On the Semantic Web, universities do ontologies, companies do data

April 24th, 2006

Here’s an interesting figure form Li Ding’s dissertation on Semantic Web Search. It shows the distribution across various Internet top level domains of (1) the sites that Swoogle has crawled, (2) ontology documents that Swoogle has discovered, and (3) all Semantic Web documents it has discovered.

Distribution of Semantic Web files by tld

The “pure SWDs” are RDF documents in some form (e.g., XML, N3) and excluding XHTML documents with embedded RDF. Swoogle considers a Semantic Web document to be an ontology (a SWO in Swoogle-speak) if a significant fraction of its triples are involved in defining terms as opposed to making assertions about individuals. What is considered a “significant fraction” has changed and I’m not sure what the current value is. But Swoogle only considers about 1% of the Semantic Web documents it has found to be ontologies.

Note that .edu sites publish 40% of the ontologies, .org sites 20% and .com sites 10%. Of course, many of those .edu ontologies are probably from student projects of one kind or another.

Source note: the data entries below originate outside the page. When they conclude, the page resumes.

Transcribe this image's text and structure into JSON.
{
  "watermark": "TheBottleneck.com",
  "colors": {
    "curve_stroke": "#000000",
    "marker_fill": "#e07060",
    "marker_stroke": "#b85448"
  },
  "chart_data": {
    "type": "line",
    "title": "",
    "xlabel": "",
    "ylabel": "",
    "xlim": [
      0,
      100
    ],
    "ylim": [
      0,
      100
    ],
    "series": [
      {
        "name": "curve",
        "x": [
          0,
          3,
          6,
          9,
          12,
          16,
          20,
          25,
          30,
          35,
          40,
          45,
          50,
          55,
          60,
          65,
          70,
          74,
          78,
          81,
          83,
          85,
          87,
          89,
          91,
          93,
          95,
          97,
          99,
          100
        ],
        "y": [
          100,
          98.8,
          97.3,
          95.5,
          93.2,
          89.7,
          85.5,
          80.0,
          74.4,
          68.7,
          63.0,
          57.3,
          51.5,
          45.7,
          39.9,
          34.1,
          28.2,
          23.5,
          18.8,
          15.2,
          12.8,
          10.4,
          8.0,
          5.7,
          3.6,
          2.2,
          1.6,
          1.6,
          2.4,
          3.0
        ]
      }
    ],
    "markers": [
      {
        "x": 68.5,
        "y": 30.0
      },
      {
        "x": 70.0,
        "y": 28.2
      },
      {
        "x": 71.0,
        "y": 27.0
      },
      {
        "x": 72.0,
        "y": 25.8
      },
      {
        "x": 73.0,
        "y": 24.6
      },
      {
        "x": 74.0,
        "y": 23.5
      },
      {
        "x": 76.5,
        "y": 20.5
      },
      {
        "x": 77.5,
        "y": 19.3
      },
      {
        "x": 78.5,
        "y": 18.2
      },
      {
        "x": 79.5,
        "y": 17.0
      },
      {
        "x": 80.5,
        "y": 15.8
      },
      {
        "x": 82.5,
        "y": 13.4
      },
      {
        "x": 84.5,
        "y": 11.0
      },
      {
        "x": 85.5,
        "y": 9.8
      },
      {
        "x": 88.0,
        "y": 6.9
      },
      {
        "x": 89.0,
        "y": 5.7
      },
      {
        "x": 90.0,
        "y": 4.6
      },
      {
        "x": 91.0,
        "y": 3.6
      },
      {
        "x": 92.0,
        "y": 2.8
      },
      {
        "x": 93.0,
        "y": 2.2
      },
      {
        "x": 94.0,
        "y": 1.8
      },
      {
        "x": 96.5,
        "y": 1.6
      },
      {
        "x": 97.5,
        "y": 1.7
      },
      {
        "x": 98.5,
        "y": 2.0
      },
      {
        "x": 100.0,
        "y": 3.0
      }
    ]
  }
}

When we look at all Semantic Web documents (pure SWDs), the .com sites dominate, publishing over 40% of the files.